====== Supplied information ======

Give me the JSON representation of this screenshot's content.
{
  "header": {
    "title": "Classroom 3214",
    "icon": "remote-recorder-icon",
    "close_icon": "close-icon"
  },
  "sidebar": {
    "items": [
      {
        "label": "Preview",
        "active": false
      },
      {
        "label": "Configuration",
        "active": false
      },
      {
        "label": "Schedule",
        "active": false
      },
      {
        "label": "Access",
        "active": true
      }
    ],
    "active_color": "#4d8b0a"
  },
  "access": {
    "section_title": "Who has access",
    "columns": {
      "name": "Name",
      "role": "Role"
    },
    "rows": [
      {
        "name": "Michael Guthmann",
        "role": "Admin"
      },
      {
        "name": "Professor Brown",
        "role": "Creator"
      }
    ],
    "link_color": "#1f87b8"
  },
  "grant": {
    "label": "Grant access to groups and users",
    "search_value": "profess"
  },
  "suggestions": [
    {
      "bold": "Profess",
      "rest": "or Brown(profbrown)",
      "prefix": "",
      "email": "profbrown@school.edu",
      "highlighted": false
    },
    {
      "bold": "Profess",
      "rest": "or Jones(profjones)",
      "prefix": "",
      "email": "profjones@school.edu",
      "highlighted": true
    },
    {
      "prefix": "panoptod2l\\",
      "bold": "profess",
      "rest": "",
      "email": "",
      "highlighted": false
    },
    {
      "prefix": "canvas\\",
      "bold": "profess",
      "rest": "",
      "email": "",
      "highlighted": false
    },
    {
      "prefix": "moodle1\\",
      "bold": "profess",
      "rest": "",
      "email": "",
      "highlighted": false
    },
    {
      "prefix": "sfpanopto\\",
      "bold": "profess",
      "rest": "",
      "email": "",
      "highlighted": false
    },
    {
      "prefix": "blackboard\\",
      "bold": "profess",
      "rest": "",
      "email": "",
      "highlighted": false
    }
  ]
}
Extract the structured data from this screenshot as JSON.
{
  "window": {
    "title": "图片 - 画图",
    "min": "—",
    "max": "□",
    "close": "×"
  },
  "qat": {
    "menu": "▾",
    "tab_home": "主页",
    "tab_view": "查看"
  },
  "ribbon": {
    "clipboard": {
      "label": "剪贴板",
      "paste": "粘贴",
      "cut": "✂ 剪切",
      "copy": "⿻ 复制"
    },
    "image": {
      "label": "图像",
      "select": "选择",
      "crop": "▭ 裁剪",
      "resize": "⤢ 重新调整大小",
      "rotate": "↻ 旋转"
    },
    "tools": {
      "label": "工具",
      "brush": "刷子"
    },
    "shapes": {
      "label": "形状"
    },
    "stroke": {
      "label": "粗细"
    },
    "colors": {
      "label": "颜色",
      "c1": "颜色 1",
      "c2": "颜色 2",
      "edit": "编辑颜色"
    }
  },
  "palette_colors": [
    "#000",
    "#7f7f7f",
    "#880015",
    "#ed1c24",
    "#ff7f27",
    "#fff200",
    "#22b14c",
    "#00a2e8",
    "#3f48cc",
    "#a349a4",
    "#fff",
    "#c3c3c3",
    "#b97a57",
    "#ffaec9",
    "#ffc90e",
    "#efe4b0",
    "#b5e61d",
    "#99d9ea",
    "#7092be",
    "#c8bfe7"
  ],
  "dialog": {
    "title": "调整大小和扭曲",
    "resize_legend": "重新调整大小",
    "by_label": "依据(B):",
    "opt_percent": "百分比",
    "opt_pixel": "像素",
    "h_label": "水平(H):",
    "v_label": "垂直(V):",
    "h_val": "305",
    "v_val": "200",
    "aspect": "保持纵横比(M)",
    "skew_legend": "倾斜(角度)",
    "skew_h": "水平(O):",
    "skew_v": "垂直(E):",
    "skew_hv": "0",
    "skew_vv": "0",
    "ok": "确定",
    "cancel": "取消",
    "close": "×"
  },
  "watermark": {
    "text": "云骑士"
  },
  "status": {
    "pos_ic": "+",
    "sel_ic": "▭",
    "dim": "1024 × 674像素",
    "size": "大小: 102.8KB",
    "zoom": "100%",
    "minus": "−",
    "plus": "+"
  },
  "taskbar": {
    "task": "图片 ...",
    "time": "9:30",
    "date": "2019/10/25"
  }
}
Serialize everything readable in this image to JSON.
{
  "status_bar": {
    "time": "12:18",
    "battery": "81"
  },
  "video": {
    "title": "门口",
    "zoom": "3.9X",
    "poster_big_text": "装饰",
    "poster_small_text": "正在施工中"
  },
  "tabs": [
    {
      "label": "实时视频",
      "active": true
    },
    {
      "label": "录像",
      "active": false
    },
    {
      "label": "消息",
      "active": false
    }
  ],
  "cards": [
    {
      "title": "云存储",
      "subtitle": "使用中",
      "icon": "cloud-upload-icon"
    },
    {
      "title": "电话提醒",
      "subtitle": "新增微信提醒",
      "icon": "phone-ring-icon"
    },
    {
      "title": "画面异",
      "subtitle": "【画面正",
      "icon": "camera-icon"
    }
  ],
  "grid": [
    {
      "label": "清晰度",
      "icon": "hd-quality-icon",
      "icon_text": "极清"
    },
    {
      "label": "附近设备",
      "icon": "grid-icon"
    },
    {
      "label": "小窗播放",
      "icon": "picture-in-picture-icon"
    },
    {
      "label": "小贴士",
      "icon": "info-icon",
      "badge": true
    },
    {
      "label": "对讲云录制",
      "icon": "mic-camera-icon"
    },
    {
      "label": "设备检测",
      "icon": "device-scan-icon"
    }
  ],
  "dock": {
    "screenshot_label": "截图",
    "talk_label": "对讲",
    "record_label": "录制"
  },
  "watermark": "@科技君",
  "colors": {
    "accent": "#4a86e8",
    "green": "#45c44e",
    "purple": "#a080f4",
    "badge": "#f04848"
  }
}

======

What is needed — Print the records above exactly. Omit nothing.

Response to the task —
Give me the JSON representation of this screenshot's content.
{
  "header": {
    "title": "Classroom 3214",
    "icon": "remote-recorder-icon",
    "close_icon": "close-icon"
  },
  "sidebar": {
    "items": [
      {
        "label": "Preview",
        "active": false
      },
      {
        "label": "Configuration",
        "active": false
      },
      {
        "label": "Schedule",
        "active": false
      },
      {
        "label": "Access",
        "active": true
      }
    ],
    "active_color": "#4d8b0a"
  },
  "access": {
    "section_title": "Who has access",
    "columns": {
      "name": "Name",
      "role": "Role"
    },
    "rows": [
      {
        "name": "Michael Guthmann",
        "role": "Admin"
      },
      {
        "name": "Professor Brown",
        "role": "Creator"
      }
    ],
    "link_color": "#1f87b8"
  },
  "grant": {
    "label": "Grant access to groups and users",
    "search_value": "profess"
  },
  "suggestions": [
    {
      "bold": "Profess",
      "rest": "or Brown(profbrown)",
      "prefix": "",
      "email": "profbrown@school.edu",
      "highlighted": false
    },
    {
      "bold": "Profess",
      "rest": "or Jones(profjones)",
      "prefix": "",
      "email": "profjones@school.edu",
      "highlighted": true
    },
    {
      "prefix": "panoptod2l\\",
      "bold": "profess",
      "rest": "",
      "email": "",
      "highlighted": false
    },
    {
      "prefix": "canvas\\",
      "bold": "profess",
      "rest": "",
      "email": "",
      "highlighted": false
    },
    {
      "prefix": "moodle1\\",
      "bold": "profess",
      "rest": "",
      "email": "",
      "highlighted": false
    },
    {
      "prefix": "sfpanopto\\",
      "bold": "profess",
      "rest": "",
      "email": "",
      "highlighted": false
    },
    {
      "prefix": "blackboard\\",
      "bold": "profess",
      "rest": "",
      "email": "",
      "highlighted": false
    }
  ]
}
Extract the structured data from this screenshot as JSON.
{
  "window": {
    "title": "图片 - 画图",
    "min": "—",
    "max": "□",
    "close": "×"
  },
  "qat": {
    "menu": "▾",
    "tab_home": "主页",
    "tab_view": "查看"
  },
  "ribbon": {
    "clipboard": {
      "label": "剪贴板",
      "paste": "粘贴",
      "cut": "✂ 剪切",
      "copy": "⿻ 复制"
    },
    "image": {
      "label": "图像",
      "select": "选择",
      "crop": "▭ 裁剪",
      "resize": "⤢ 重新调整大小",
      "rotate": "↻ 旋转"
    },
    "tools": {
      "label": "工具",
      "brush": "刷子"
    },
    "shapes": {
      "label": "形状"
    },
    "stroke": {
      "label": "粗细"
    },
    "colors": {
      "label": "颜色",
      "c1": "颜色 1",
      "c2": "颜色 2",
      "edit": "编辑颜色"
    }
  },
  "palette_colors": [
    "#000",
    "#7f7f7f",
    "#880015",
    "#ed1c24",
    "#ff7f27",
    "#fff200",
    "#22b14c",
    "#00a2e8",
    "#3f48cc",
    "#a349a4",
    "#fff",
    "#c3c3c3",
    "#b97a57",
    "#ffaec9",
    "#ffc90e",
    "#efe4b0",
    "#b5e61d",
    "#99d9ea",
    "#7092be",
    "#c8bfe7"
  ],
  "dialog": {
    "title": "调整大小和扭曲",
    "resize_legend": "重新调整大小",
    "by_label": "依据(B):",
    "opt_percent": "百分比",
    "opt_pixel": "像素",
    "h_label": "水平(H):",
    "v_label": "垂直(V):",
    "h_val": "305",
    "v_val": "200",
    "aspect": "保持纵横比(M)",
    "skew_legend": "倾斜(角度)",
    "skew_h": "水平(O):",
    "skew_v": "垂直(E):",
    "skew_hv": "0",
    "skew_vv": "0",
    "ok": "确定",
    "cancel": "取消",
    "close": "×"
  },
  "watermark": {
    "text": "云骑士"
  },
  "status": {
    "pos_ic": "+",
    "sel_ic": "▭",
    "dim": "1024 × 674像素",
    "size": "大小: 102.8KB",
    "zoom": "100%",
    "minus": "−",
    "plus": "+"
  },
  "taskbar": {
    "task": "图片 ...",
    "time": "9:30",
    "date": "2019/10/25"
  }
}
Serialize everything readable in this image to JSON.
{
  "status_bar": {
    "time": "12:18",
    "battery": "81"
  },
  "video": {
    "title": "门口",
    "zoom": "3.9X",
    "poster_big_text": "装饰",
    "poster_small_text": "正在施工中"
  },
  "tabs": [
    {
      "label": "实时视频",
      "active": true
    },
    {
      "label": "录像",
      "active": false
    },
    {
      "label": "消息",
      "active": false
    }
  ],
  "cards": [
    {
      "title": "云存储",
      "subtitle": "使用中",
      "icon": "cloud-upload-icon"
    },
    {
      "title": "电话提醒",
      "subtitle": "新增微信提醒",
      "icon": "phone-ring-icon"
    },
    {
      "title": "画面异",
      "subtitle": "【画面正",
      "icon": "camera-icon"
    }
  ],
  "grid": [
    {
      "label": "清晰度",
      "icon": "hd-quality-icon",
      "icon_text": "极清"
    },
    {
      "label": "附近设备",
      "icon": "grid-icon"
    },
    {
      "label": "小窗播放",
      "icon": "picture-in-picture-icon"
    },
    {
      "label": "小贴士",
      "icon": "info-icon",
      "badge": true
    },
    {
      "label": "对讲云录制",
      "icon": "mic-camera-icon"
    },
    {
      "label": "设备检测",
      "icon": "device-scan-icon"
    }
  ],
  "dock": {
    "screenshot_label": "截图",
    "talk_label": "对讲",
    "record_label": "录制"
  },
  "watermark": "@科技君",
  "colors": {
    "accent": "#4a86e8",
    "green": "#45c44e",
    "purple": "#a080f4",
    "badge": "#f04848"
  }
}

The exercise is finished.